*Data about app and page elements*.
::::::::::

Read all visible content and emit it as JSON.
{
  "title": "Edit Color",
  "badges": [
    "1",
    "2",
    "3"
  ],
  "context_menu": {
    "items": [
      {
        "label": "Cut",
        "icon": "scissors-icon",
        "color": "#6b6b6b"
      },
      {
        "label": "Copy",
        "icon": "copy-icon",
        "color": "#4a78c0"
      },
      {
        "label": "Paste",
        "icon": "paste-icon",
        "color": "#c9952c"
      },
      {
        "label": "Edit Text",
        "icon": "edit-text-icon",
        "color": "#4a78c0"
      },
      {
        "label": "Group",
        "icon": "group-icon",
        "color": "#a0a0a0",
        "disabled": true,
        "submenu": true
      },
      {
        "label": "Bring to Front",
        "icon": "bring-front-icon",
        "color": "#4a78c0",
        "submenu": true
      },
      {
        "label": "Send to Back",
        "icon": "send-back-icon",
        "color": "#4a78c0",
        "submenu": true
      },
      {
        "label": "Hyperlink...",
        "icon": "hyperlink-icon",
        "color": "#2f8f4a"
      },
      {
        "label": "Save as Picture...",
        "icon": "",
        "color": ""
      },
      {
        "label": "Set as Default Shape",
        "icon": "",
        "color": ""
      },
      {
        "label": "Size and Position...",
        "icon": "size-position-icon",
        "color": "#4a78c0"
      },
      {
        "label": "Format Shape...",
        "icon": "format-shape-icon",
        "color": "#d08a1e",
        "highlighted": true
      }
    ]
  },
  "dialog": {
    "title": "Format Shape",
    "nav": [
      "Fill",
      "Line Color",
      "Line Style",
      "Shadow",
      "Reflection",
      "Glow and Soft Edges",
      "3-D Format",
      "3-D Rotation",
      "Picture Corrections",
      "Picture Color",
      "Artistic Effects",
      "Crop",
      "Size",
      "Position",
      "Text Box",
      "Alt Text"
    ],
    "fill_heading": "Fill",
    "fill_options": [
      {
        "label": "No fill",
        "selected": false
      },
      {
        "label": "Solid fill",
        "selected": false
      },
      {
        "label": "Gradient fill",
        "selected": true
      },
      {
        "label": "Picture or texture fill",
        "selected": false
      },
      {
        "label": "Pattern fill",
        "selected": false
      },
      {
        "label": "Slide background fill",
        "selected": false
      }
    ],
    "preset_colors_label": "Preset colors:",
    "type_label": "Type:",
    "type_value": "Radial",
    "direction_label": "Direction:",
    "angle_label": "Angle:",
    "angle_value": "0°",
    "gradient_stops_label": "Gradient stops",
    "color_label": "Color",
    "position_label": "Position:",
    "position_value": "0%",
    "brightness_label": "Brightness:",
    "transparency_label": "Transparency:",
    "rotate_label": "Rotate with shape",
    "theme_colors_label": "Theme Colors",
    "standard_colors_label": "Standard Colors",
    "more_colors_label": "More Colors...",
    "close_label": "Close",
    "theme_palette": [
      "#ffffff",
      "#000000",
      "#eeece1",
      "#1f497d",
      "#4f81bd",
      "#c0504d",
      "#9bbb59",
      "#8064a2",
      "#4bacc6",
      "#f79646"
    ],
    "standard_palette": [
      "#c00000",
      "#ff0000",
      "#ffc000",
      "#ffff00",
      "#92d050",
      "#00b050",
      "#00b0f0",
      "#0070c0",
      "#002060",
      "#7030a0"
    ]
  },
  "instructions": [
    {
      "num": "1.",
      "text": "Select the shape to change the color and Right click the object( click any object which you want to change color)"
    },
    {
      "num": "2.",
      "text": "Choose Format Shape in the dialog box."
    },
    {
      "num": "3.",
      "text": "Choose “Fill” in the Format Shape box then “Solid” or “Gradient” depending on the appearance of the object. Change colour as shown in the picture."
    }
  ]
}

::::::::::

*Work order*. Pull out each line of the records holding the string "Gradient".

*Expected answer*.
        "label": "Gradient fill",
    "gradient_stops_label": "Gradient stops",
      "text": "Choose “Fill” in the Format Shape box then “Solid” or “Gradient” depending on the appearance of the object. Change colour as shown in the picture."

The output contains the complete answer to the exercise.